EXERCISE DATA:
####

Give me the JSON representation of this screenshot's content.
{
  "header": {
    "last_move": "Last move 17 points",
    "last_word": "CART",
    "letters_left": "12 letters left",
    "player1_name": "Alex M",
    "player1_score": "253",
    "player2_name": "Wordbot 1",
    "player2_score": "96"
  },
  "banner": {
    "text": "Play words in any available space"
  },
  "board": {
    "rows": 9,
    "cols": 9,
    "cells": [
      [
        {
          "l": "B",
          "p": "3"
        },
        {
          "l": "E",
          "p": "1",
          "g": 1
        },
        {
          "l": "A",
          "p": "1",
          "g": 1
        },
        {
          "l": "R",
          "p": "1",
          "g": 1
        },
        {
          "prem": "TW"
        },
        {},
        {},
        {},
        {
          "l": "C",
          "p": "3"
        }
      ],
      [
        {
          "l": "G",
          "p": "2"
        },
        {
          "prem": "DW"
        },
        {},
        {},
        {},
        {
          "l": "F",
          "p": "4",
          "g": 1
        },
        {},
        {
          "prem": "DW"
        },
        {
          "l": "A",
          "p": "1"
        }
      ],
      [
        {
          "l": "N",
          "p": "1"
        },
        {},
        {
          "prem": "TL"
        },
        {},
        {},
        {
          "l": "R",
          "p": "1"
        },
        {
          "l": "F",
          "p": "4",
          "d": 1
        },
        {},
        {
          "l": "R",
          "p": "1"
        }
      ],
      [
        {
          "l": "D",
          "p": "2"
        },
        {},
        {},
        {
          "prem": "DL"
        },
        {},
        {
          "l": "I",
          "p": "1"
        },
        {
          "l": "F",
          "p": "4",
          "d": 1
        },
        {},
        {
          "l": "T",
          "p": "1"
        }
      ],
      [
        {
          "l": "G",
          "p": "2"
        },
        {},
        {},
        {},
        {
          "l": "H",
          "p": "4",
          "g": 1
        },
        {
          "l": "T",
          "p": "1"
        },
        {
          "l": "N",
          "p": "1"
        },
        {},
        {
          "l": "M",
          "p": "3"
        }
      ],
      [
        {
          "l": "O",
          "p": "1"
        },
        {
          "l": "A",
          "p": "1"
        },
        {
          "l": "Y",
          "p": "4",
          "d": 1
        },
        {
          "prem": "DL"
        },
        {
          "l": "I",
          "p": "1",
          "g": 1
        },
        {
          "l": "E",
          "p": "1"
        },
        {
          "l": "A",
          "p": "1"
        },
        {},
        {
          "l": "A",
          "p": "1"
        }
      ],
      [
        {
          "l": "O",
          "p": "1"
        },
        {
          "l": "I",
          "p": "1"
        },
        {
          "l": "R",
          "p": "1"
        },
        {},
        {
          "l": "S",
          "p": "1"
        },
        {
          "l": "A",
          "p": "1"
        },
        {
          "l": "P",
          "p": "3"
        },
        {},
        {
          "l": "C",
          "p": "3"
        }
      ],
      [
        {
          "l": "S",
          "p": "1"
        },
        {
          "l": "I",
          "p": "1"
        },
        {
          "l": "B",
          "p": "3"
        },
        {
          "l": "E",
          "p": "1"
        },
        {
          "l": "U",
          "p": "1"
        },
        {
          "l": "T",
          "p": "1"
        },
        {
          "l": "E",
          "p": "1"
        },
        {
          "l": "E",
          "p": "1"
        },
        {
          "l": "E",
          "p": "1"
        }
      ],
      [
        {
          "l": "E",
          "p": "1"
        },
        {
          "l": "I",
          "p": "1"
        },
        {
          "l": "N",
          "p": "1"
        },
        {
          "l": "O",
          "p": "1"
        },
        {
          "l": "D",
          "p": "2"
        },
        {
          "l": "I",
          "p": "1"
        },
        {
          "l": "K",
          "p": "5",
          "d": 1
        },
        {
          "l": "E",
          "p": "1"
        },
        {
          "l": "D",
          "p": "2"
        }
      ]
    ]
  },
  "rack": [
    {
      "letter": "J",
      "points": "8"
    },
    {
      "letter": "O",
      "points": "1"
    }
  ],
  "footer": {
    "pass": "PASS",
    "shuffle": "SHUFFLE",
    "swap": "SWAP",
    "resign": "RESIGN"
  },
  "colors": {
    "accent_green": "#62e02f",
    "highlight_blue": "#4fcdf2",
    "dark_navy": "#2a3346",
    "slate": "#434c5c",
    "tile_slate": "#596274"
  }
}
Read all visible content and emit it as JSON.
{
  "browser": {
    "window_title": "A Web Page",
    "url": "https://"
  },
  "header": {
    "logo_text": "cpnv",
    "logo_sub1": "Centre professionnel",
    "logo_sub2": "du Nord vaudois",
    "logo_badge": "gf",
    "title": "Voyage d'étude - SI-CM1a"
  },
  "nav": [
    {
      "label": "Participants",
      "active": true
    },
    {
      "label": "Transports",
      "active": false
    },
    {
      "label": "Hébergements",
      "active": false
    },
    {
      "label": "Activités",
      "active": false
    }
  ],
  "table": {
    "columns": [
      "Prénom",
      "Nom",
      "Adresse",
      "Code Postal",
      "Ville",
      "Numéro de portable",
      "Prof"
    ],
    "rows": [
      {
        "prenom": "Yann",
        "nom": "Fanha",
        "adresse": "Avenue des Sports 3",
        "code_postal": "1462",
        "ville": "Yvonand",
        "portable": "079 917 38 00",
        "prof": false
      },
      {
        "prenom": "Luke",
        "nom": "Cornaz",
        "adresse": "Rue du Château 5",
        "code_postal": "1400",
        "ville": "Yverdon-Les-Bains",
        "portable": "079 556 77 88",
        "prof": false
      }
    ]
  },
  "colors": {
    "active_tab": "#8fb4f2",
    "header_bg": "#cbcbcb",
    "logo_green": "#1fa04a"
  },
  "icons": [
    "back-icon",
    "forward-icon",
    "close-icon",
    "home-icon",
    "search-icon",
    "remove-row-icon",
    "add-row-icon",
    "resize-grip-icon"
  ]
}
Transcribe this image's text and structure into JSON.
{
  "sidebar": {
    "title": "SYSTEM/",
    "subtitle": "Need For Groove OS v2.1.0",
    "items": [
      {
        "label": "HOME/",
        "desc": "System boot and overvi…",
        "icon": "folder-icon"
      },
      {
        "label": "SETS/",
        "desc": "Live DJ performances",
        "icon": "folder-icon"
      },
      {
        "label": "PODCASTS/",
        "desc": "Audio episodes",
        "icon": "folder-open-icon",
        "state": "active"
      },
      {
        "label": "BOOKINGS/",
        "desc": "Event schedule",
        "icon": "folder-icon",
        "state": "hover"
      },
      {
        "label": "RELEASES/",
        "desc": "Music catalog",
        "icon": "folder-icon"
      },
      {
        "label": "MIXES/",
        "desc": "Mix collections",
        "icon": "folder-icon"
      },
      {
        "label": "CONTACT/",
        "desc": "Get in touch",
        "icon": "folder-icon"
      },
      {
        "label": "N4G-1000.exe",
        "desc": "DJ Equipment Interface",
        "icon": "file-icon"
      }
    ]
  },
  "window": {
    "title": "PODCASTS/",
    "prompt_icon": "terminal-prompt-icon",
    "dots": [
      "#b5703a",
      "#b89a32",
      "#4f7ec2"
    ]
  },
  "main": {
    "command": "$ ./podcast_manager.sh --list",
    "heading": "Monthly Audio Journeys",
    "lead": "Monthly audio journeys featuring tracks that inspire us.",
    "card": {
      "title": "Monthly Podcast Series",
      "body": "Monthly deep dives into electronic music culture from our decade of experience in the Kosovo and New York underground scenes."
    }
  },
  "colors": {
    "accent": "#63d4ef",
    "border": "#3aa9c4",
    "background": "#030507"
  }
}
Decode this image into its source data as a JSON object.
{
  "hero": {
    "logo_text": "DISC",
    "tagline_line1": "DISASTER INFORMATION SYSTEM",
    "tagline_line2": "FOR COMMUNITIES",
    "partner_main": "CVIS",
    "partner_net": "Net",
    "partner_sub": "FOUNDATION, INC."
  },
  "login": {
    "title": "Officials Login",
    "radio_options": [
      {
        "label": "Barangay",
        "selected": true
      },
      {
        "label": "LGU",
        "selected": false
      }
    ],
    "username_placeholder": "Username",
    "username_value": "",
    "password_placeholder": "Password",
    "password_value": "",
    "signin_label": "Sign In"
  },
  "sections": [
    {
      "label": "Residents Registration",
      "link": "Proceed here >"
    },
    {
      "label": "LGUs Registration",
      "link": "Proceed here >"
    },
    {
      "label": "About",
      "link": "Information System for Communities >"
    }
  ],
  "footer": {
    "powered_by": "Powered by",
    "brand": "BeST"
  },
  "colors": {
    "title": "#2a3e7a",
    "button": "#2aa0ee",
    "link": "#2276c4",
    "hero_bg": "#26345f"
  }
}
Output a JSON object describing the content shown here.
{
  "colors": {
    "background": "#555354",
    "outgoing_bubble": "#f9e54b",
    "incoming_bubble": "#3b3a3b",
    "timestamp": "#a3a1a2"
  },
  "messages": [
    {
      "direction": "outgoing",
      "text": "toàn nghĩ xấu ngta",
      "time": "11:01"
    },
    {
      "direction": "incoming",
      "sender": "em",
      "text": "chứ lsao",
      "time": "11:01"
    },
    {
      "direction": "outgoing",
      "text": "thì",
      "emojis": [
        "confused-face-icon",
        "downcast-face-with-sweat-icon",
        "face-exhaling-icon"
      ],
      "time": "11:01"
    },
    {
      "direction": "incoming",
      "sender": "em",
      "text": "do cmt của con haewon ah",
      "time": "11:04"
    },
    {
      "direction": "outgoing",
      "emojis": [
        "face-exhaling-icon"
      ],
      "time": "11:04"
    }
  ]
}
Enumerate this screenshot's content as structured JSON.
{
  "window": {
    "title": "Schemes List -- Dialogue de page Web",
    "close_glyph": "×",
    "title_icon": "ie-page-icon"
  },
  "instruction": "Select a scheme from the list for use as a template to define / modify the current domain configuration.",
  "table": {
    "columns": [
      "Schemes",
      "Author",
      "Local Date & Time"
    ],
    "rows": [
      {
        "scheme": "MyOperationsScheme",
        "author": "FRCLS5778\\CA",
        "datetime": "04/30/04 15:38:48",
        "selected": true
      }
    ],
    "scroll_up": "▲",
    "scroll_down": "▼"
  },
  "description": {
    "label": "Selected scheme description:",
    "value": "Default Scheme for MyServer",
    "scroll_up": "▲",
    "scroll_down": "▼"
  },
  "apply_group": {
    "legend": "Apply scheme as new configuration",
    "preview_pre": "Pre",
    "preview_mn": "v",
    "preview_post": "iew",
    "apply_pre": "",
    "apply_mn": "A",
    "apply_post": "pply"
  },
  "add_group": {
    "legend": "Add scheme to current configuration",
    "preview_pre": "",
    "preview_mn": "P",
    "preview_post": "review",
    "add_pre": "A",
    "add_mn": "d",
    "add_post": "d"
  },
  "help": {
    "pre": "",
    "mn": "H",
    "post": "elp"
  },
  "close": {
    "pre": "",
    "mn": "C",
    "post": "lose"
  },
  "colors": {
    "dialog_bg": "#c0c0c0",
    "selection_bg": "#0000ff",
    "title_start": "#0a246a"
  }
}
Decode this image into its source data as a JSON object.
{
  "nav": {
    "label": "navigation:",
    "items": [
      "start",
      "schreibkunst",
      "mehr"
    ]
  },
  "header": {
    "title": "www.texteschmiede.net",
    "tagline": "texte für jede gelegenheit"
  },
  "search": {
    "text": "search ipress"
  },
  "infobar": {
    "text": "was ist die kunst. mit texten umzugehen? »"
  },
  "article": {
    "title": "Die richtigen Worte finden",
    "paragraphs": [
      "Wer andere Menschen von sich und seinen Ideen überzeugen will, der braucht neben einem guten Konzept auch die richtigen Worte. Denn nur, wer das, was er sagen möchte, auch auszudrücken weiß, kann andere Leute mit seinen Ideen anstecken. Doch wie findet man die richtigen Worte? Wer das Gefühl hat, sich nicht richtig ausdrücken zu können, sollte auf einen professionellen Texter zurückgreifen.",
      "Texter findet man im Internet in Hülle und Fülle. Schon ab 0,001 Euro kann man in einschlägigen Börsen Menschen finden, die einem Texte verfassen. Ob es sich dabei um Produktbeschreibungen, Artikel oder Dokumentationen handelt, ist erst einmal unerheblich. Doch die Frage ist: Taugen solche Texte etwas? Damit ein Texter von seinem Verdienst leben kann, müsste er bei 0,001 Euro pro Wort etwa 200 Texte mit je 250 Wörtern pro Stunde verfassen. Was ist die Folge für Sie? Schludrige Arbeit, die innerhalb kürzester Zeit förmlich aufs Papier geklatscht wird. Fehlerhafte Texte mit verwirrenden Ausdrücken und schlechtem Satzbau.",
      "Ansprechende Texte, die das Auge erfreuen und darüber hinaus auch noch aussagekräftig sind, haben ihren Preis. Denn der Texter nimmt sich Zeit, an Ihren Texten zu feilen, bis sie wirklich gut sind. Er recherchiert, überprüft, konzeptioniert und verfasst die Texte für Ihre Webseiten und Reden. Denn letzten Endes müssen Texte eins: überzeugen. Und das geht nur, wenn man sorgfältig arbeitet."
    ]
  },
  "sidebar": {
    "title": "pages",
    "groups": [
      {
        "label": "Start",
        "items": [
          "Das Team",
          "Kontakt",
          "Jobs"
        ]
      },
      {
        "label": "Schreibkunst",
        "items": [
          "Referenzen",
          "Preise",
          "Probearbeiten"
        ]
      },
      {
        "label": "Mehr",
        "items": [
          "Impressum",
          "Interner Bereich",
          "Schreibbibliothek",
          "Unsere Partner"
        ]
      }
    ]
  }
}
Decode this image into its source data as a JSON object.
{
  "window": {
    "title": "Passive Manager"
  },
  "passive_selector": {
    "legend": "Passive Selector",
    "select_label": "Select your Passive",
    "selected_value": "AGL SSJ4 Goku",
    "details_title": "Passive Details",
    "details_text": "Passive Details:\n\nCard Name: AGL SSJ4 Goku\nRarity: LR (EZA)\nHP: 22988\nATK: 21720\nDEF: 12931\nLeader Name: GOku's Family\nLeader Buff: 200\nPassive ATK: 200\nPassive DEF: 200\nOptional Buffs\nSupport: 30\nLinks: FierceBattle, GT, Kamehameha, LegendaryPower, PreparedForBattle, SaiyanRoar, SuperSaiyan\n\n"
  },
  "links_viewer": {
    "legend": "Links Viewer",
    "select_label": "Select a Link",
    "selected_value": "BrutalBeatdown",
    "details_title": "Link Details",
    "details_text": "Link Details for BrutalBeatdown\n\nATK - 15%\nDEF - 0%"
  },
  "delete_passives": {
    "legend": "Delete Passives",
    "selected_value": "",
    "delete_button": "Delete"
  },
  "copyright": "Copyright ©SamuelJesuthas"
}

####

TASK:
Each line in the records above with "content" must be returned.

OUTPUT:
Give me the JSON representation of this screenshot's content.
Read all visible content and emit it as JSON.
Output a JSON object describing the content shown here.
Enumerate this screenshot's content as structured JSON.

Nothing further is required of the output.